  • Splinting for up to 6 weeks to rest your affected finger or thumb in an extended, and to prevent you from curling your fingers during sleep.
  • Finger exercises to assist in maintaining mobility in your finger or thumb
  • A change in activity for 3 to 4 weeks, avoiding repetitive and prolonged gripping
  • Advice on ways to use your hand so as to prevent further aggravation of the condition
  • Oral anti-inflammatories to relieve swelling and pain.
  • Steroidal injections into the area around the tendon and pulley to reduce inflammation and swelling. These are usually most beneficial if given soon after symptoms begin.
Operative treatment

If your trigger finger is moderate to severe, or if non-surgical treatment has failed to relieve your symptoms, you may choose to undergo surgery to open the pulley at the base your affected finger or thumb so that the tendon can move through it freely. This procedure is usually referred to as a trigger finger release. It can be performed in a hospital or a day surgery, either under a general anaesthetic or under sedation with a local anaesthetic. It is most common for the surgery to be performed under a general anaesthetic.

If you are a public patient, you will go on a waiting list for your surgery. The waiting time can be up to two years. If you are a private patient, you can generally have your surgery at a time that is convenient to you, usually within a few weeks of diagnosis.

During your surgery, your surgeon will make a small incision in your palm at the base of the affected finger or thumb and cut through the first pulley, relieving the constriction on the tendon as is passes through the tendon sheath. If the lining of the tendon itself is inflamed, your surgeon may also remove the thickened covering of the tendon, in a procedure is called a tenosynovectomy. Once this is done, your surgeon will suture up the cut and apply a light dressing to protect the wound but allow the affected finger to move.

At the Hand Centre, both private and public trigger finger procedures are usually performed under general anaesthetic.

Post-operative treatment

Following your trigger finger release, you will usually be able to go home once you have recovered from the anaesthetic. Your hand will be dressed, and you will have to keep the hand dry for a week or so. You will likely be given pain medication for the first few days and a list of instructions about what to do. If you have non-dissolving sutures, they will be removed 10 to 14 days after your operation.
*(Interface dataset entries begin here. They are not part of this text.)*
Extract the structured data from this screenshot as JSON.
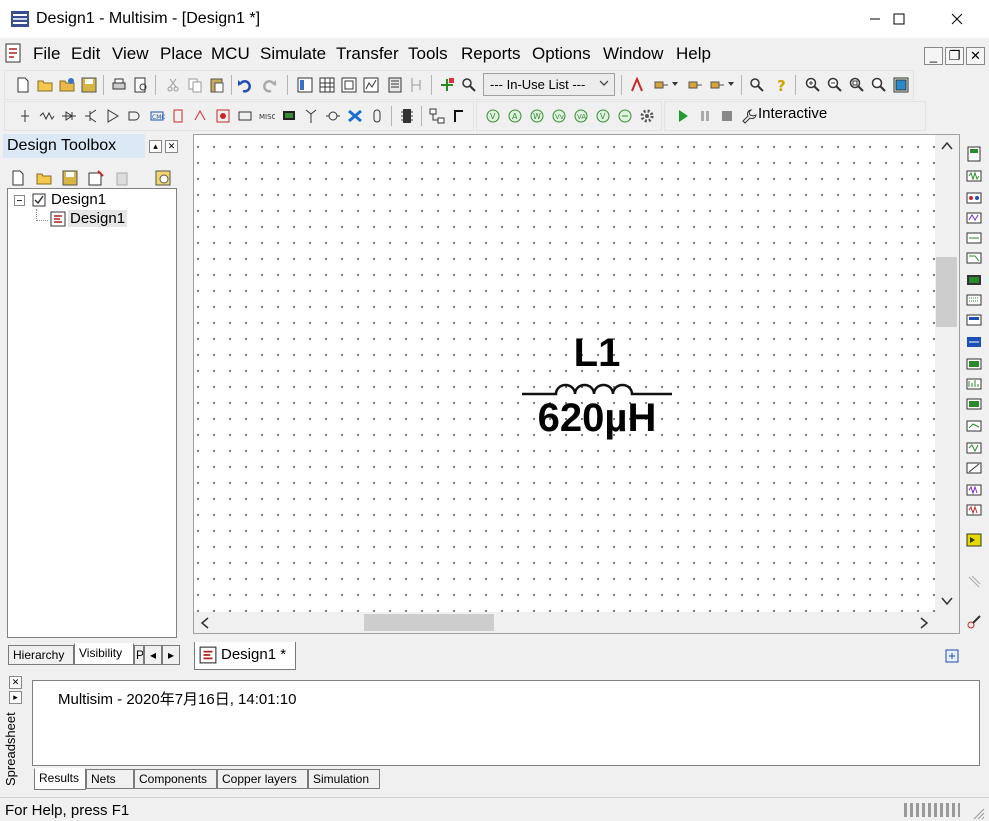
{
  "window": {
    "title": "Design1 - Multisim - [Design1 *]",
    "controls": {
      "minimize": "—",
      "maximize": "☐",
      "close": "✕"
    }
  },
  "menu": {
    "items": [
      "File",
      "Edit",
      "View",
      "Place",
      "MCU",
      "Simulate",
      "Transfer",
      "Tools",
      "Reports",
      "Options",
      "Window",
      "Help"
    ],
    "mdi_controls": {
      "minimize": "_",
      "restore": "❐",
      "close": "✕"
    }
  },
  "toolbar": {
    "inuse_list": "--- In-Use List ---",
    "interactive": "Interactive"
  },
  "toolbox": {
    "title": "Design Toolbox",
    "tree": {
      "root": "Design1",
      "child": "Design1"
    },
    "tabs": [
      "Hierarchy",
      "Visibility",
      "P"
    ]
  },
  "canvas": {
    "component": {
      "ref": "L1",
      "value": "620µH",
      "type": "inductor"
    },
    "tab_label": "Design1 *"
  },
  "spreadsheet": {
    "label": "Spreadsheet",
    "message": "Multisim  -  2020年7月16日, 14:01:10",
    "tabs": [
      "Results",
      "Nets",
      "Components",
      "Copper layers",
      "Simulation"
    ]
  },
  "status": {
    "help": "For Help, press F1"
  },
  "colors": {
    "selection": "#dbe9f6",
    "canvas": "#ffffff",
    "chrome": "#f0f0f0",
    "symbol": "#111111"
  }
}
You will generally be encouraged to start moving your finger almost immediately after surgery, and to return to normal activities as soon as you are able. You should see your surgeon 4 to 6 weeks after your operation. You may experience soreness at the site of the cut and general discomfort for the first 6 to 8 weeks.

You will not usually require hand therapy following a trigger finger release, unless, for example, you are experiencing greater-than-usual post-operative discomfort, require assistance in reducing post-operative scarring, or if you are returning to an activity that caused or exacerbated your trigger finger. If you require therapy, the hand surgeons and hand therapists at the Hand Centre will work with you to determine the best therapy plan for you.

Suite 4, Level 4, 171 Bigge St, Liverpool NSW 2170